EXERCISE | Lines containing the word "para": say how many there are in the listing, with only the number as the answer.

GIVEN DATA |
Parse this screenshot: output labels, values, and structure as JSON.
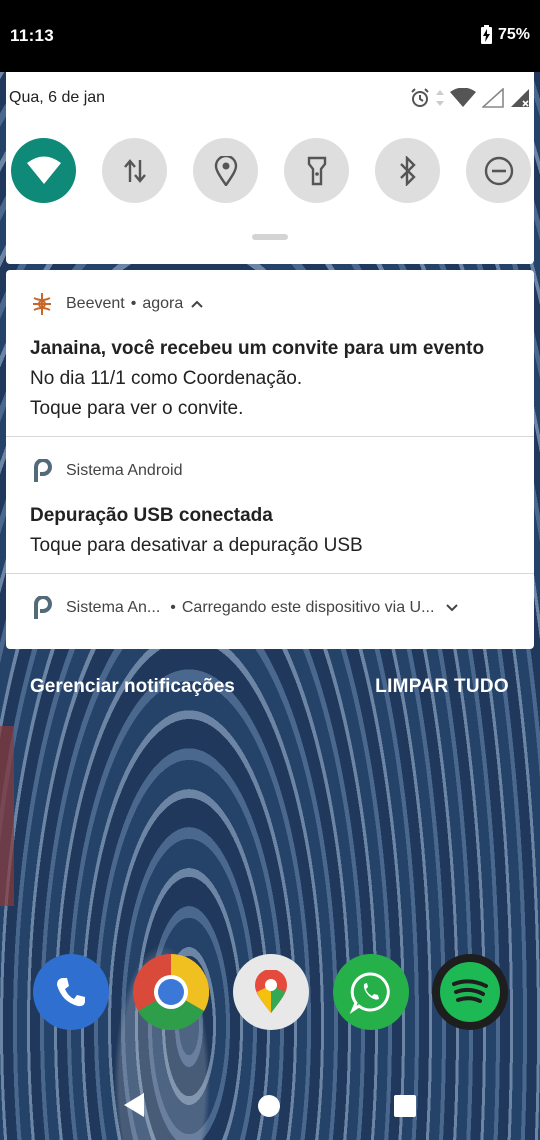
{
  "status_bar": {
    "time": "11:13",
    "battery": "75%"
  },
  "quick_settings": {
    "date": "Qua, 6 de jan",
    "tiles": [
      {
        "name": "wifi",
        "icon": "wifi-icon",
        "active": true
      },
      {
        "name": "mobile-data",
        "icon": "data-arrows-icon",
        "active": false
      },
      {
        "name": "location",
        "icon": "location-pin-icon",
        "active": false
      },
      {
        "name": "flashlight",
        "icon": "flashlight-icon",
        "active": false
      },
      {
        "name": "bluetooth",
        "icon": "bluetooth-icon",
        "active": false
      },
      {
        "name": "do-not-disturb",
        "icon": "do-not-disturb-icon",
        "active": false
      }
    ],
    "accent_color": "#0f8a78"
  },
  "notifications": [
    {
      "app": "Beevent",
      "time": "agora",
      "title": "Janaina, você recebeu um convite para um evento",
      "lines": [
        "No dia 11/1 como Coordenação.",
        "Toque para ver o convite."
      ],
      "icon": "beevent-icon",
      "icon_color": "#c8662a"
    },
    {
      "app": "Sistema Android",
      "title": "Depuração USB conectada",
      "lines": [
        "Toque para desativar a depuração USB"
      ],
      "icon": "android-system-icon",
      "icon_color": "#536b78"
    },
    {
      "app": "Sistema An...",
      "text": "Carregando este dispositivo via U...",
      "icon": "android-system-icon",
      "icon_color": "#536b78"
    }
  ],
  "actions": {
    "manage": "Gerenciar notificações",
    "clear_all": "LIMPAR TUDO"
  },
  "dock": [
    {
      "name": "phone",
      "icon": "phone-icon"
    },
    {
      "name": "chrome",
      "icon": "chrome-icon"
    },
    {
      "name": "maps",
      "icon": "maps-icon"
    },
    {
      "name": "whatsapp",
      "icon": "whatsapp-icon"
    },
    {
      "name": "spotify",
      "icon": "spotify-icon"
    }
  ]
}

RESPONSE FOR THIS EXERCISE | 3